Dr. Renato Guzman

Dr. Renato Guzman

On June 23, 1994, this man saved my mom’s life by performing emergency surgery. I got to meet him when my mom was in the hospital two weeks ago for a repeat of the same ailment. He was ready to save her life again, but it turned out that she didn’t need it this time. He didn’t strike me as a person who would enjoy this kind of accolade, but I feel compelled.

At the time of the surgery, I was 22 old and appropriately egocentric. I remember being scared that my mom was in the hospital, had a tube coming out of her nose, and seemed suddenly so helpless. (As far as I know, the only other time she’d been in the hospital was for my delivery.) It did not occur to me to seek out and thank Dr. Guzman. I never felt much gratitude towards him in the years since, either, possibly because of how long and arduous her recovery was.

This time around I was much more involved and met Dr. Guzman several times. This time it became very clear: This man allowed my mom to live twenty more years, and hopefully a lot more, than she otherwise would have. He allowed my mom to see my brothers grow up, meet their wives and children, meet my wife, and take part in all of our lives as fully as she has. He made it possible for my mom to do all the wonderful things she has done, with and for our family and community, for the last twenty years. I am grateful for him, his skill, and all the choices he made that brought him to be a surgeon in Joshua Tree. Thank you, Dr. Guzman!

(Read my mom’s account of her recent hospital stay here.)

Reanna, my wife and best friend. That I got to see her wake up so groggy and mild this morning in our cute little trailer home, and that she liked my curry stir fry for dinner last night.

Joshua Tree and its sunny, warm late Novembers.

That so much of my family live so close to me, so when Maya takes a walk with Ollie, they will probably come by and see the solar water heater I’m building and borrow some eggs.

That Ollie is starting to say my name, which comes out completely different every time, but you can tell he’s saying “Nathen” because he sticks his tongue way out to make a “th” sound.

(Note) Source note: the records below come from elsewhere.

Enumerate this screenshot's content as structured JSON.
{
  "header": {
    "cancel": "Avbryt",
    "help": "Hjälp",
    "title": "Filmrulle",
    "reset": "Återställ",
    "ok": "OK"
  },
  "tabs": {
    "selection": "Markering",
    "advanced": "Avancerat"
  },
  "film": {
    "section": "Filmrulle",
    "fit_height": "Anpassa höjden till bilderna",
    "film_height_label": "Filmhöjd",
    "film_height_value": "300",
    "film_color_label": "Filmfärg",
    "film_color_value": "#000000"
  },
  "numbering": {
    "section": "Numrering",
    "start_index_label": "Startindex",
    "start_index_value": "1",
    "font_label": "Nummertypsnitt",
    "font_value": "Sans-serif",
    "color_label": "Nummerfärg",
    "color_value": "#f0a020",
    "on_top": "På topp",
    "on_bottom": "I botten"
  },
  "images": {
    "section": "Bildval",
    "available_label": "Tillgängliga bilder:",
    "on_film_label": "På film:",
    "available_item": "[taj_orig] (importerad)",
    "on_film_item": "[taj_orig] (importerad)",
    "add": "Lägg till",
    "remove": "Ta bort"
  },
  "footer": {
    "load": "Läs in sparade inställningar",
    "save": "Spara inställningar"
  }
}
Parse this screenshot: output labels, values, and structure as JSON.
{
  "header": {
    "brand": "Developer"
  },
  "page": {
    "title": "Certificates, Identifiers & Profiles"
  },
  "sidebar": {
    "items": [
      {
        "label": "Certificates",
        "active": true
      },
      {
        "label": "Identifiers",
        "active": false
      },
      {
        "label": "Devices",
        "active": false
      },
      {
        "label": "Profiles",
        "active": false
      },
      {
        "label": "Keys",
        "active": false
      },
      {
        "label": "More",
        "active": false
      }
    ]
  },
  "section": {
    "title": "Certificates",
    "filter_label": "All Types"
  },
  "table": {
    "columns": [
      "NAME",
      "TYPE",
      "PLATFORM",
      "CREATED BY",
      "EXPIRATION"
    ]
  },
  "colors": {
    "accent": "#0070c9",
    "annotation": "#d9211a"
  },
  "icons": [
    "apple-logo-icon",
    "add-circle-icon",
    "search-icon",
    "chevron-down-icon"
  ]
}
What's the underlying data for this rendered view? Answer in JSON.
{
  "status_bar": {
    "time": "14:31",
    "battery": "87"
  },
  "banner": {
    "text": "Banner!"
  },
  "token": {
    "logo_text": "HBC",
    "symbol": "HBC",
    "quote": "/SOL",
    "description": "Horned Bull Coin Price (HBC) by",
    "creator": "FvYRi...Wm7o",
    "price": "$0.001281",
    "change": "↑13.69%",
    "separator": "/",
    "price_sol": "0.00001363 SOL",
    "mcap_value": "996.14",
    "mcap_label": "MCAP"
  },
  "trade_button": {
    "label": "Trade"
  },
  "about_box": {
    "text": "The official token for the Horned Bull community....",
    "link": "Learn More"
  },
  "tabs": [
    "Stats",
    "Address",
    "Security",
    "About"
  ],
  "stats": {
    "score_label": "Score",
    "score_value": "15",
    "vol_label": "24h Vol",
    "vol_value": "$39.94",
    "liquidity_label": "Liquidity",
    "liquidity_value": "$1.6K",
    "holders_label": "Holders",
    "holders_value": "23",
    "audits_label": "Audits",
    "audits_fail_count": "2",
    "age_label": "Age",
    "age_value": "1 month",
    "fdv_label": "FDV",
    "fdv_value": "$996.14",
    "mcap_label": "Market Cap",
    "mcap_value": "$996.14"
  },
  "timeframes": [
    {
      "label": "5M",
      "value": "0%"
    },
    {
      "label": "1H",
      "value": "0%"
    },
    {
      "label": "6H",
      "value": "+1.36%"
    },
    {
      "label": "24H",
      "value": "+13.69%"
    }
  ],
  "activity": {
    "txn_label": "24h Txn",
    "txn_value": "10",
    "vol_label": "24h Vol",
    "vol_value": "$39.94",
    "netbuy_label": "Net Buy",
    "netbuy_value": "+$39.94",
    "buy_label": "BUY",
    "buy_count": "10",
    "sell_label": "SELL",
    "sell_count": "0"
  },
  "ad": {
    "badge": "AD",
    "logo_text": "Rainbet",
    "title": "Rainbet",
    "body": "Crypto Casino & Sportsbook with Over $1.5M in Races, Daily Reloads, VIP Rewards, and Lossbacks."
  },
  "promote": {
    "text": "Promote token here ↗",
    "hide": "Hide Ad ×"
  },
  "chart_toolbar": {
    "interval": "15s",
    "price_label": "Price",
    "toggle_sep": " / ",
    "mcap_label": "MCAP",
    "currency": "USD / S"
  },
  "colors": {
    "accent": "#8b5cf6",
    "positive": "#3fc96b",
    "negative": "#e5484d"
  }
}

That I have so many amazing friends and family to miss on a day like this. I’m thinking about the Alders, Pikes & Plowmans, and all my Not Back to School Camp staffers and campers.

That I have the capacity to be so moved, by all this, by my morning media (Radiolab “Fact of the Matter,” Ashly Miller’s Radicool EP), and to anticipate the company of Lesters and Rizzos this afternoon in Pasadena.

Thank you.

This is a question I’ve come back to many times in my life, and it’s a tough one. As a kid, there seems such a difference between kids and adults that it appears dichotomous; first you are a kid, then you are an adult. The actual transition is so gradual, though, it’s confusing.

The rituals our culture provides are pathetic and seem more and more pathetic in retrospect as I get older: graduating from high school, registering for the draft, being able to purchase pornography, being able to drink. Even graduating from college is pathetic in terms of an adulthood ritual. I just watched a bunch of people graduate from UO and they sure seemed like kids to me–certainly not children, but still dependent on parents, still at best vaguely aware of what they would do with their life, still without anyone depending on them.

There are biological markers, but no one I know was an adult at sexual maturity, even if they did manage to have sex or even conceive. Physical maturity doesn’t seem to correlate with emotional maturity at all. And brain scientists keep pushing back the age at which our brains are fully mature–lately I’ve been hearing 25 or 26, but fifty years ago it was 7, so in another fifty will we not have mature brains until we’re 45?

We could use financial independence, but what does that really mean? That we only ask our parents for help when we get into really expensive trouble? We could wait to say we’re adults when we are supporting our parents, but that’s tough for us Gen-Xers, whose parents will mostly die richer than us for social and political reasons.

I imagine the “real” answer is a combination of a bunch of factors, not amenable to a simple scheme, but I have come up with two, simple, adult-identifying schemes to offer. They are pretty subjective and fail to provide a distinct moment in which adulthood occurs, but they are my favorite ideas about this so far.

1) Gratitude for parents: We gradually become capable of understanding what our parents have done for us. Perhaps we are adults when we are able to, without idealizing them, fully appreciate our parents. This could be a good indication that we have moved past egocentricity.

2) The ability to distinguish threat from non-threat: A bus bearing down on us is a threat. Someone disagreeing with our opinion is not a threat, even if the disagreement is strongly worded and about religion, politics, or contentious-topic-of-your-choice. Perhaps we are adults when we can easily respond in an appropriate manner to the reality we are presented with–when we can consistently use reality testing.